The Supreme Court’s investigation into Roe versus Wade started by looking at the history of abortion in ancient times. After only a brief investigation, the Court concluded that “ancient religion did not bar abortion”*. However, the Supreme Court looked mostly at Greek and Roman history for evidence of the acceptance of this practice. Yet, abortion concerned more than just the Greeks and Romans and interestingly enough, the first legal evidence of abortion appeared much further back in history than these civilizations with a reference in the Babylonian Code of Hammurabi, which appeared in about 1728 B.C. This reference spoke of the penalties pertaining to a person who “unintentionally but culpably caused a woman to miscarry”.* Thus, the first ever-recorded reference to abortion does not infer its approval, but rather the penalties for such an act. It must be further noted that substantial evidence exists that many other ancient civilizations, besides the Babylonians, clearly had an anti-abortion mentality, among which were the Assyrians, Egyptians, Hittites, who had “notoriously low” sexual standards, and particularly the Jews, from whom evolved Christianity and many of its established principles in the Constitution.* Given the legal scope the Court was looking for in history, this information would have been fairly easy to find, but yet there was no mention of any of it in the Court’s examination. From these facts, one can see that the Court’s research of abortion throughout history was glaringly incomplete and that its findings did not reflect the established standard in ancient times of many cultures.
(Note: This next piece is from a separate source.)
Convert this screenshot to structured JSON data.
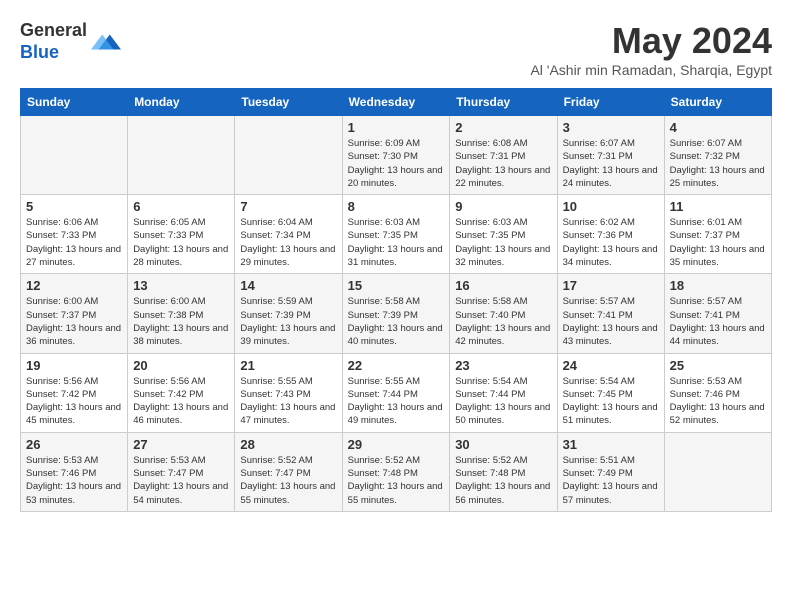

With regard to the Greeks and Romans, the Supreme Court took the position that abortion in Greco-Roman times was “resorted to without scruple”.* However, abortion was not so commonplace that society was silent on the issue. Many of the most eminent and influential people in Greece and Rome made very clear statements against abortion, among whom were: Soranus, Seneca, Rufus, and Ovid, the poet, who wrote that “the first one who thought of detaching from her womb the fetus forming in it deserved to die by her own weapons”.* If some of the most famous people in Greece and Rome spoke out against abortion, it can be safely reasoned that abortion was not resorted to with as little scruple as the Court declared, for history continuously shows that the common people invariably follow the ideology of those who hold power and prestige.
Hi Everyone, We will be having a Y-LIFE meeting at 4:00 on Sunday, January 17th at Holy Apostles College and Seminary. We will be discussing the March for Life as well as our upcoming conference. Please let me know if you plan on attending the meeting. With love for life, Ella firstname.lastname@example.org